┌──

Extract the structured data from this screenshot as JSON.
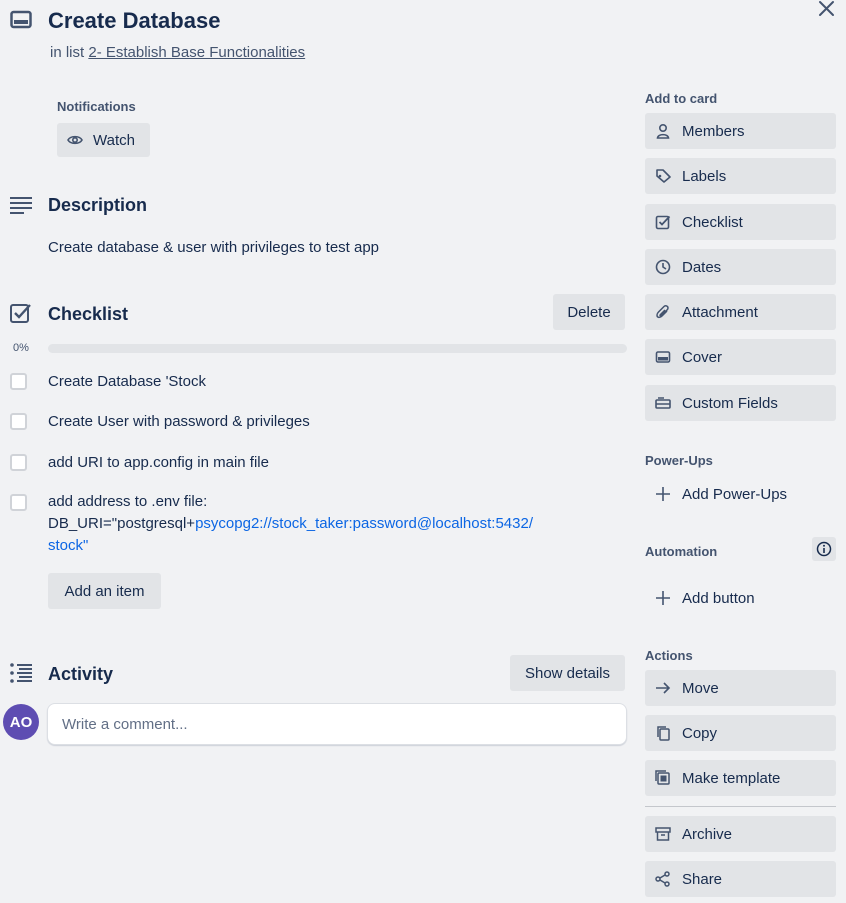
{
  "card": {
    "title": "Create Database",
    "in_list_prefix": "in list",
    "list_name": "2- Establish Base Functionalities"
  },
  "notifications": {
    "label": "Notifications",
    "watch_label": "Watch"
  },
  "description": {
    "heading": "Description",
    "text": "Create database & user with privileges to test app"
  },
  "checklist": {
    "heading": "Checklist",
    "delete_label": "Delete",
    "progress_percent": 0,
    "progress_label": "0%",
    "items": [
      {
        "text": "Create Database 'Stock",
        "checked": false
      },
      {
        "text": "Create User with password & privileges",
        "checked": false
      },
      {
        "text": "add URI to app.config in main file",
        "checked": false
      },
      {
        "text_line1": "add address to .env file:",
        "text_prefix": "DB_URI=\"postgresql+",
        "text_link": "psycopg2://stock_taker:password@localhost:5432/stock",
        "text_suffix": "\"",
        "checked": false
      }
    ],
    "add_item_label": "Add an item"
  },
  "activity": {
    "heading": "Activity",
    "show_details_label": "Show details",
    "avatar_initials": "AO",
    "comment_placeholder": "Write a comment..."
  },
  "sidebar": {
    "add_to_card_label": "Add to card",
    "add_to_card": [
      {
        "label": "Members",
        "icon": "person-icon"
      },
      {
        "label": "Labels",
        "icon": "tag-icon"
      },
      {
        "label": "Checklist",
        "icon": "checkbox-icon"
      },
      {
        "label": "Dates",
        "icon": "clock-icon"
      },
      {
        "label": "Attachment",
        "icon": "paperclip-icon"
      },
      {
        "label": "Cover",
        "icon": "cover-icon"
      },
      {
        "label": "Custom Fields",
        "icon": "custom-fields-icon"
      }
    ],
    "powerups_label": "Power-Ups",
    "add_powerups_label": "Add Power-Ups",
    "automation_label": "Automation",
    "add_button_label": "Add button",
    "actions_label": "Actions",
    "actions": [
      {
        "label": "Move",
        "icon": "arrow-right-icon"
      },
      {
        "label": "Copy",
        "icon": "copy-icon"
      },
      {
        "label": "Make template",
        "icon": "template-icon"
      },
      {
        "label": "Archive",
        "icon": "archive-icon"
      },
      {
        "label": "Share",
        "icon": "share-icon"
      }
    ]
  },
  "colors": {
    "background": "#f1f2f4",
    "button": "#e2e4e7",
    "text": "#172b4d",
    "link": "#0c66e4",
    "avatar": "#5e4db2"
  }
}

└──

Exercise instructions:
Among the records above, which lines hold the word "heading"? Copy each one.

Task solution:
    "heading": "Description",
    "heading": "Checklist",
    "heading": "Activity",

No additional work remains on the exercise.